(Beginning of SOURCE RECORDS)

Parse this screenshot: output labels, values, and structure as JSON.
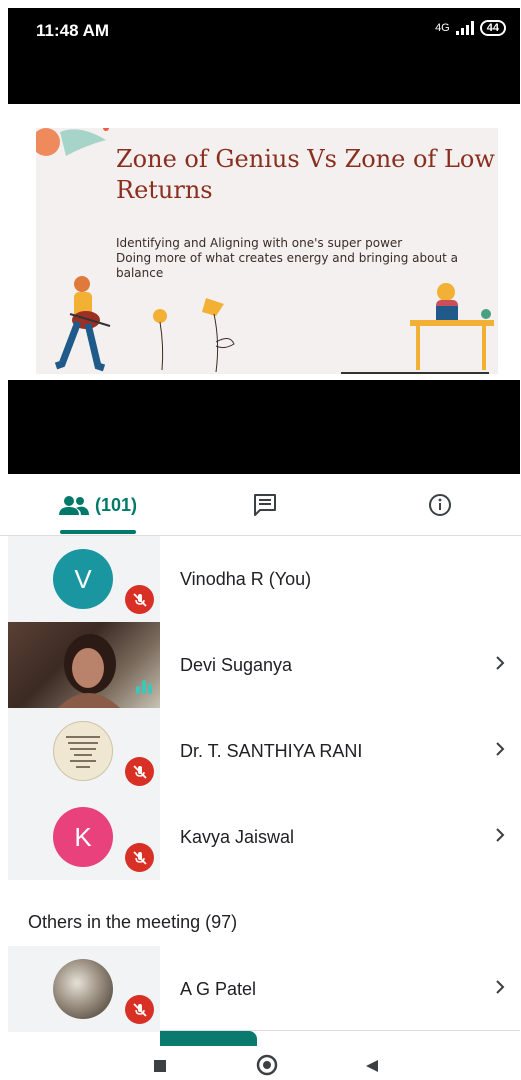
{
  "status_bar": {
    "time": "11:48 AM",
    "network": "4G",
    "battery": "44"
  },
  "slide": {
    "title": "Zone of Genius Vs Zone of Low Returns",
    "body_line1": "Identifying and Aligning with one's super power",
    "body_line2": "Doing more of what creates energy and bringing about a balance"
  },
  "tabs": {
    "people_count": "(101)",
    "active_color": "#00796b"
  },
  "participants": [
    {
      "name": "Vinodha R (You)",
      "avatar_letter": "V",
      "avatar_color": "#1a96a0",
      "muted": true
    },
    {
      "name": "Devi Suganya",
      "video": true,
      "speaking": true
    },
    {
      "name": "Dr. T. SANTHIYA RANI",
      "muted": true,
      "avatar_image": "photo-text"
    },
    {
      "name": "Kavya Jaiswal",
      "avatar_letter": "K",
      "avatar_color": "#e8417b",
      "muted": true
    }
  ],
  "others": {
    "title": "Others in the meeting (97)",
    "items": [
      {
        "name": "A G Patel",
        "muted": true,
        "avatar_image": "photo"
      }
    ]
  },
  "progress": 0.27,
  "colors": {
    "mute_red": "#d93025",
    "teal": "#00796b"
  }
}
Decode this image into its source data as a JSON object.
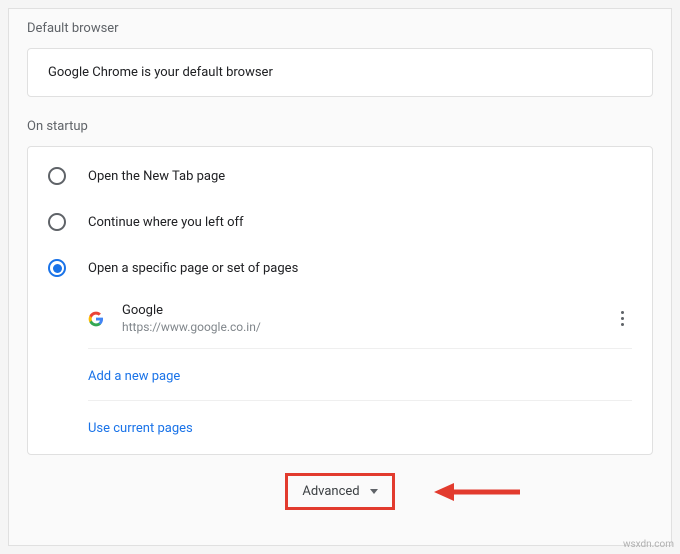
{
  "sections": {
    "defaultBrowser": {
      "title": "Default browser",
      "message": "Google Chrome is your default browser"
    },
    "onStartup": {
      "title": "On startup",
      "options": [
        {
          "label": "Open the New Tab page",
          "selected": false
        },
        {
          "label": "Continue where you left off",
          "selected": false
        },
        {
          "label": "Open a specific page or set of pages",
          "selected": true
        }
      ],
      "pages": [
        {
          "title": "Google",
          "url": "https://www.google.co.in/"
        }
      ],
      "addPageLabel": "Add a new page",
      "useCurrentLabel": "Use current pages"
    }
  },
  "advancedLabel": "Advanced",
  "watermark": "wsxdn.com"
}
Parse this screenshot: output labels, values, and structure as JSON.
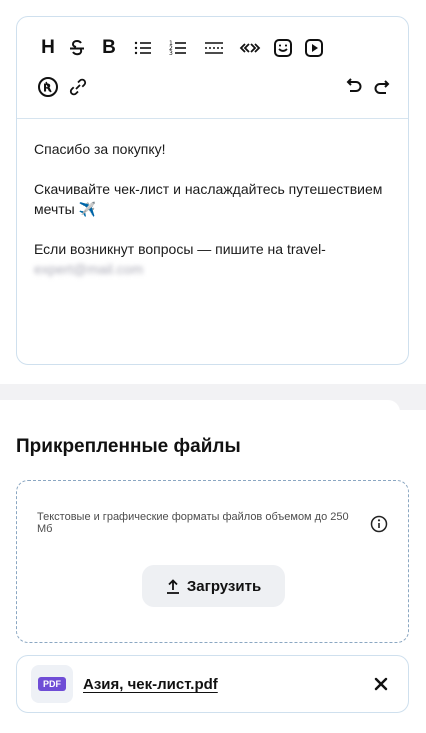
{
  "editor": {
    "toolbar": {
      "heading_label": "H",
      "bold_label": "B",
      "icons": [
        "heading-icon",
        "strikethrough-icon",
        "bold-icon",
        "bulleted-list-icon",
        "numbered-list-icon",
        "divider-icon",
        "quote-icon",
        "emoji-icon",
        "video-icon",
        "special-char-icon",
        "link-icon",
        "undo-icon",
        "redo-icon"
      ]
    },
    "paragraphs": [
      "Спасибо за покупку!",
      "Скачивайте чек-лист и наслаждайтесь путешествием мечты ✈️",
      "Если возникнут вопросы — пишите на travel-"
    ],
    "email_continuation": "expert@mail.com"
  },
  "attachments": {
    "title": "Прикрепленные файлы",
    "hint": "Текстовые и графические форматы файлов объемом до 250 Мб",
    "upload_label": "Загрузить",
    "files": [
      {
        "badge": "PDF",
        "name": "Азия, чек-лист.pdf"
      }
    ]
  },
  "colors": {
    "border": "#cfe0ee",
    "dashed_border": "#8ba7c2",
    "pdf_badge": "#6f4dd6",
    "button_bg": "#eef0f3"
  }
}
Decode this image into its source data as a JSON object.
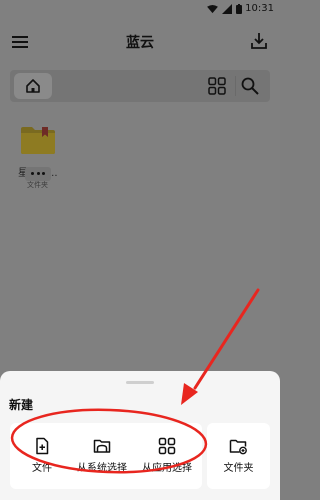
{
  "status_bar": {
    "time": "10:31"
  },
  "app_bar": {
    "title": "蓝云"
  },
  "files": [
    {
      "name": "星标文...",
      "type": "文件夹"
    }
  ],
  "sheet": {
    "title": "新建",
    "options": [
      {
        "label": "文件",
        "icon": "file-add-icon"
      },
      {
        "label": "从系统选择",
        "icon": "folder-browse-icon"
      },
      {
        "label": "从应用选择",
        "icon": "apps-grid-icon"
      },
      {
        "label": "文件夹",
        "icon": "folder-add-icon"
      }
    ]
  },
  "colors": {
    "annotation": "#e8261f",
    "folder": "#f2b705",
    "folder_tab": "#d93025"
  }
}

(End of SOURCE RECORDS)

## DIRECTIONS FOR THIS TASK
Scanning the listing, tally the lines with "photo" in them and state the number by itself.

## EXERCISE RESPONSE
2